The expert also called for the upgrading of rural health centers and referral hospitals and stocked them with the necessary drugs and equipment to boost their effort in carrying out obstetrical services.
He also stressed the need to train health workers and develop strong referral systems between communities and health care facilities to check delays in cases that posed threat to life.
He advised government to establish supportive policies that would help the system work better and faster.
Available reports indicate that more than 70 per cent of maternal deaths in Nigeria are due to five major complications: haemorrhage, infection, unsafe abortion, hypertensive disease of pregnancy and obstructed labour.
Also, poor access to and utilisation of quality reproductive health services contribute significantly to the high maternal mortality level in Nigeria.
Figures based on the results of the 1999 Multiple Indicators Cluster Survey show a wide variation from 166 per 100,000 live births in the south-western part of the country to 1,549 per 100,000 live births in the north-eastern part, with a national average of 704 deaths per 100,000 live births.
Nevertheless, stakeholders insist that strategies need to be more appropriately focused to enable pregnant women to have access to emergency obstetrical care.
According to them, appropriate authorities ought to train cadres of health workers and develop strong referral systems between communities and health care facilities, since delays in care can be life-threatening.

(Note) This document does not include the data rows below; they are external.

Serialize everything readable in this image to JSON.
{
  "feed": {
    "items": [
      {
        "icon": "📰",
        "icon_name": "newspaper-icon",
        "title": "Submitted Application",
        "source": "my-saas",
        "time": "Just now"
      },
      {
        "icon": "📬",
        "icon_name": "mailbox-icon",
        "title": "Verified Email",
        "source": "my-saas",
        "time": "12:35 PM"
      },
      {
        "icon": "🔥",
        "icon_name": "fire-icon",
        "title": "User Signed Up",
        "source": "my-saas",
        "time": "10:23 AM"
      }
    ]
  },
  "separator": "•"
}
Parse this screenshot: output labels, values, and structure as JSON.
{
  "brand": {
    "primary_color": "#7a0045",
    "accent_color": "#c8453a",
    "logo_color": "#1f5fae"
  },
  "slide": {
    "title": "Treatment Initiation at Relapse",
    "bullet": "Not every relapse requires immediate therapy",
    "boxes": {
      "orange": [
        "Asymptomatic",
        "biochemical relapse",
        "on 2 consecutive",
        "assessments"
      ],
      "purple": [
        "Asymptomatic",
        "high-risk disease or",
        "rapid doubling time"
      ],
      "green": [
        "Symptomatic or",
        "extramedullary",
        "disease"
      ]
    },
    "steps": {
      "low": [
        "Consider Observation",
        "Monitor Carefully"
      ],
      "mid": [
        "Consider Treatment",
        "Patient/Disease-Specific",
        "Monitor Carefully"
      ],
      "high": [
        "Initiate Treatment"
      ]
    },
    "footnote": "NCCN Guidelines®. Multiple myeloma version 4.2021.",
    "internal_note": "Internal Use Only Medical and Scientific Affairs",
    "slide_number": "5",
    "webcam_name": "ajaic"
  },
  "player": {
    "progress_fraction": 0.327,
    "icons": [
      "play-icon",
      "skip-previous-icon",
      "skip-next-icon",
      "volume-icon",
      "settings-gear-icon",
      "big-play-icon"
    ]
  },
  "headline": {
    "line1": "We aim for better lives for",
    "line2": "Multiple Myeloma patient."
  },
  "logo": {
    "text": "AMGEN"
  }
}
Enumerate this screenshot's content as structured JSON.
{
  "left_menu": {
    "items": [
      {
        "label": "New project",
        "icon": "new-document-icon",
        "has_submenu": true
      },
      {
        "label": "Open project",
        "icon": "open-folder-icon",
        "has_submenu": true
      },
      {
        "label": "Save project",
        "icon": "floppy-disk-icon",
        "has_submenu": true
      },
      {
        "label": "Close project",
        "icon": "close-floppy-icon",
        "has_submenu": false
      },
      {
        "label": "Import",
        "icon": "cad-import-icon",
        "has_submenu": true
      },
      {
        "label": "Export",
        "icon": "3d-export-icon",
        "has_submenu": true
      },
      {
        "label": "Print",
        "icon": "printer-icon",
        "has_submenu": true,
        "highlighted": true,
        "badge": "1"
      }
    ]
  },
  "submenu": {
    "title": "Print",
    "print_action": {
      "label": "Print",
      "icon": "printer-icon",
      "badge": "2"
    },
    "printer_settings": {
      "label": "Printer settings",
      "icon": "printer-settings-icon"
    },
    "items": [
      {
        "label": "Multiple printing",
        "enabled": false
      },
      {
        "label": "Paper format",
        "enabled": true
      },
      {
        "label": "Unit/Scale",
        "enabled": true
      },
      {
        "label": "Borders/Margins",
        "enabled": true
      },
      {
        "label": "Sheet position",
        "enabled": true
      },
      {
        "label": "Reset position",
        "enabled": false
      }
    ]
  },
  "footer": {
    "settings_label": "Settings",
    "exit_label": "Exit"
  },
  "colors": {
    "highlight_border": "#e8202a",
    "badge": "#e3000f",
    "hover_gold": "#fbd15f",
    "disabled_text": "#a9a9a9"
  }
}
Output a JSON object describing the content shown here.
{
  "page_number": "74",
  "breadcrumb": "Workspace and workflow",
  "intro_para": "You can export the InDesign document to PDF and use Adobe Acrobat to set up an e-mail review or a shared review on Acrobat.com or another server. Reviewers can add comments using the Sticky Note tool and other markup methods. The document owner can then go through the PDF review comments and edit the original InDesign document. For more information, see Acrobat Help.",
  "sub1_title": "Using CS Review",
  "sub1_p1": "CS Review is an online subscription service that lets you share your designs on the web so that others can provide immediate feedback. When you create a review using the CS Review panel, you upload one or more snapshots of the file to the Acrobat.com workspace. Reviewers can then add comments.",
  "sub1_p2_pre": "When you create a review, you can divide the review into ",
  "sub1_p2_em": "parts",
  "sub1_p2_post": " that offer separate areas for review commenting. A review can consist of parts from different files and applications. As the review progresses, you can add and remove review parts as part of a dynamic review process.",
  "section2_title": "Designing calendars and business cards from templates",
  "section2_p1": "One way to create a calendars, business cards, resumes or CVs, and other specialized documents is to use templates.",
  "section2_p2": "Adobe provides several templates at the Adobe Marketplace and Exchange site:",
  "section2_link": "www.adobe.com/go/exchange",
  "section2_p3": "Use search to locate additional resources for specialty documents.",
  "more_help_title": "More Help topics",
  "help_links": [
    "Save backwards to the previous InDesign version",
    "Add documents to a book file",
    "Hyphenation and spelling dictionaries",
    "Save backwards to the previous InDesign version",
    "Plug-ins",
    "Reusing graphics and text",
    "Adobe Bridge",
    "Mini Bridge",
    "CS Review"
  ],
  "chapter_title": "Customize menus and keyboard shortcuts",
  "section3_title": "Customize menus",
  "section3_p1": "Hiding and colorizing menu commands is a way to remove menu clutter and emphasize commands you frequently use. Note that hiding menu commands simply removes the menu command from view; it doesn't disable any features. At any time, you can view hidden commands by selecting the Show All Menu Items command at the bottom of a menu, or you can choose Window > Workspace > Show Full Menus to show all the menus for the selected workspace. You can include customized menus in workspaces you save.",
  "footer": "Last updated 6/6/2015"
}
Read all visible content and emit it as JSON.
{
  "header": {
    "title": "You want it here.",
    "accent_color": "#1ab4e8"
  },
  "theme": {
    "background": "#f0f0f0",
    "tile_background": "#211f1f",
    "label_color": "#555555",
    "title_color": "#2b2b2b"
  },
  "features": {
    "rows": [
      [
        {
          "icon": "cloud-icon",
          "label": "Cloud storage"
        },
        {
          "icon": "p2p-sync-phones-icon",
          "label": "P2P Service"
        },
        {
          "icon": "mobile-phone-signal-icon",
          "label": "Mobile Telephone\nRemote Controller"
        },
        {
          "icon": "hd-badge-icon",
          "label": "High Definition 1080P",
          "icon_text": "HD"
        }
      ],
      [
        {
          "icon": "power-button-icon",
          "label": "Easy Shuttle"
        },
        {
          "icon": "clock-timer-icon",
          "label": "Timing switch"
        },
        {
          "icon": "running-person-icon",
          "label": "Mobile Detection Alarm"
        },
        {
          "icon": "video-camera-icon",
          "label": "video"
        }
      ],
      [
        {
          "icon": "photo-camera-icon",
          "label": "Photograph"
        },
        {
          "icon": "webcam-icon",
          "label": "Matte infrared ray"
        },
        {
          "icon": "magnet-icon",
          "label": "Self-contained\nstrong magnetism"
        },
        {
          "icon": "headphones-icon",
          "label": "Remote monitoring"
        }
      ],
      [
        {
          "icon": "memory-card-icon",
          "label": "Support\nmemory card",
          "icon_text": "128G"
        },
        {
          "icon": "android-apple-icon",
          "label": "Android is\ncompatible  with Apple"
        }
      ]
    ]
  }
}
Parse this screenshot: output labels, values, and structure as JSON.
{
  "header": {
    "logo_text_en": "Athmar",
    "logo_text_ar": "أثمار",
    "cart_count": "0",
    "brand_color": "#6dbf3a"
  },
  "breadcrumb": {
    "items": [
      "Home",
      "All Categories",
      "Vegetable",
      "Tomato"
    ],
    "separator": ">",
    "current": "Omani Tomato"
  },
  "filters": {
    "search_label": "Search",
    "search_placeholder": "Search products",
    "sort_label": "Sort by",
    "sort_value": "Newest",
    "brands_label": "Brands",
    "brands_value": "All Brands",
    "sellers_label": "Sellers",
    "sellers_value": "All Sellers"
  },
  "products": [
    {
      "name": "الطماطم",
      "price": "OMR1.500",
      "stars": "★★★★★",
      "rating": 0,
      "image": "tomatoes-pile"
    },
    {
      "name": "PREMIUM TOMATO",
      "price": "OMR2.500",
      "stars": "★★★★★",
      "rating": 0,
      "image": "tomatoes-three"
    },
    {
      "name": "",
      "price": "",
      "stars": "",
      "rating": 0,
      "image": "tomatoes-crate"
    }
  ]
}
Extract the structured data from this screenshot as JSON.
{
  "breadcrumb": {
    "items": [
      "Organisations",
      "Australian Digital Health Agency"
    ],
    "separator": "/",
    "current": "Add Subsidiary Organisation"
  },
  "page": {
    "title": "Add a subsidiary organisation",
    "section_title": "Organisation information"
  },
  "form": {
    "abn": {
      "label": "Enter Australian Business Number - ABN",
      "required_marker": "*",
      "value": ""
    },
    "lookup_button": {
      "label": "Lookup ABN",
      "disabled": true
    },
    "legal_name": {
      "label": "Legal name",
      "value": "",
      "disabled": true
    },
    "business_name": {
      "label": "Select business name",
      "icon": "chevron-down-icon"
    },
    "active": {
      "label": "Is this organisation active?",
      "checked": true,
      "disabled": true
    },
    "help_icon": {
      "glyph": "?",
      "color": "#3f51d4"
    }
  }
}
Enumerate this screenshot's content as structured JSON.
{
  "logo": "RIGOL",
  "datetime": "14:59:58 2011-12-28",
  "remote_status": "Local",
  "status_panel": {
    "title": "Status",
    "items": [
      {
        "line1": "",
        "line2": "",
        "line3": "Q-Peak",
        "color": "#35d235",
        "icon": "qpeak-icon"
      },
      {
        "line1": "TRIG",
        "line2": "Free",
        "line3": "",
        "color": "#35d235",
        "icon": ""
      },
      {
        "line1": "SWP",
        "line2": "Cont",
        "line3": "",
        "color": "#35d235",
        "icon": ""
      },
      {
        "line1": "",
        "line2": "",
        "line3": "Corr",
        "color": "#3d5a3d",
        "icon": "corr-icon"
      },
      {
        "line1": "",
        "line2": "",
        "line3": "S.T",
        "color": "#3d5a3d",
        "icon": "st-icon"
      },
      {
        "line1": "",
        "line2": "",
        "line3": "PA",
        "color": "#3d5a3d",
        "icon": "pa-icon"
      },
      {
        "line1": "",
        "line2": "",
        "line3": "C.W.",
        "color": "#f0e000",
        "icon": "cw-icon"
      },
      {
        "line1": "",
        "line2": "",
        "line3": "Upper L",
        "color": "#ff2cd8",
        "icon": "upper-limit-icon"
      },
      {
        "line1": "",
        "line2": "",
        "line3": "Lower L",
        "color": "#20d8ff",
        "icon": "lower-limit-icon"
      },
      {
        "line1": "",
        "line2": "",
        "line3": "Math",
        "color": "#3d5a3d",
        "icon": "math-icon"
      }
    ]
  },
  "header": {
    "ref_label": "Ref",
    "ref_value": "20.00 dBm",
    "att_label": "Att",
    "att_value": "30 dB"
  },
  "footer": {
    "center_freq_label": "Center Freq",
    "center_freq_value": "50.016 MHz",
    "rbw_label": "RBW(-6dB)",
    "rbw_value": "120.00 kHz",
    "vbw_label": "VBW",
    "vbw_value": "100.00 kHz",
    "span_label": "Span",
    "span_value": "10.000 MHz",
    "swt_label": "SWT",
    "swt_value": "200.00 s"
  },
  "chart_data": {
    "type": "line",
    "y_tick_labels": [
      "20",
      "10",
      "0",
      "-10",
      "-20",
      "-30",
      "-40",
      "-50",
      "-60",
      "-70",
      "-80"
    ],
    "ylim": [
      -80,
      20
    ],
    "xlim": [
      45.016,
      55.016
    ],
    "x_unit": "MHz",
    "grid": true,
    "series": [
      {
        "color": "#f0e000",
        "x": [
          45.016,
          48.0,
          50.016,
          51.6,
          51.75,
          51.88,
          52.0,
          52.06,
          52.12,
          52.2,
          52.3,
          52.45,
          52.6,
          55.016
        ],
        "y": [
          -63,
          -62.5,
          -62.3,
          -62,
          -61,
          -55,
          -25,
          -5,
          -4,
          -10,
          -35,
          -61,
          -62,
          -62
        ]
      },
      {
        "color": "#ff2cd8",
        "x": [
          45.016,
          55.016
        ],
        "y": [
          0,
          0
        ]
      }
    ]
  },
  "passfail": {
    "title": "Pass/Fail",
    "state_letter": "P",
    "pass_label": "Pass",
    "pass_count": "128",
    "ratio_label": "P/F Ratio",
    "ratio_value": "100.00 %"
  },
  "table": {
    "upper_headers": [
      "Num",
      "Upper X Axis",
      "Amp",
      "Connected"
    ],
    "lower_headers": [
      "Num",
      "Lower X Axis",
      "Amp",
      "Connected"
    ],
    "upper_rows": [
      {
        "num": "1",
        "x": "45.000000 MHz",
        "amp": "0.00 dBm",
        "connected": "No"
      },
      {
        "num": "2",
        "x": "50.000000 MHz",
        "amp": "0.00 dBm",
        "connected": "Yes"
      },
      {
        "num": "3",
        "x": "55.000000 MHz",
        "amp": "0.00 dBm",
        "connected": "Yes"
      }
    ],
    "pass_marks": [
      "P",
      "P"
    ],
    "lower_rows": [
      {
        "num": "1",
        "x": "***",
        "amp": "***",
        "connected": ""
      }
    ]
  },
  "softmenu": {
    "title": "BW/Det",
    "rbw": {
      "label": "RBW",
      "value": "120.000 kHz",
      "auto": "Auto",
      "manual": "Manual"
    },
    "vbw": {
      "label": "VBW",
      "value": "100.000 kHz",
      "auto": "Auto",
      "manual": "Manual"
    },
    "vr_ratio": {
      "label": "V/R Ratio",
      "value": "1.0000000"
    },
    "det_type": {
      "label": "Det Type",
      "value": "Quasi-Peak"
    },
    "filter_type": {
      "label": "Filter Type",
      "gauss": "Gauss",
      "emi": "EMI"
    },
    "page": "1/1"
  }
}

They recommend that there is need for skilled attendants to be well remunerated in order to improve performance and efficiency.
They also note that Ministries of Health has roles to play in strengthening its health care systems and addressing inequality.
They, therefore, plead with governments to improve the health sector, especially maternal health, without which many pregnant women will continue to face the problem of access to healthcare that may increase the prevalence of maternal mortality.
By Jessica Onyegbula, News Agency of Nigeria (NAN)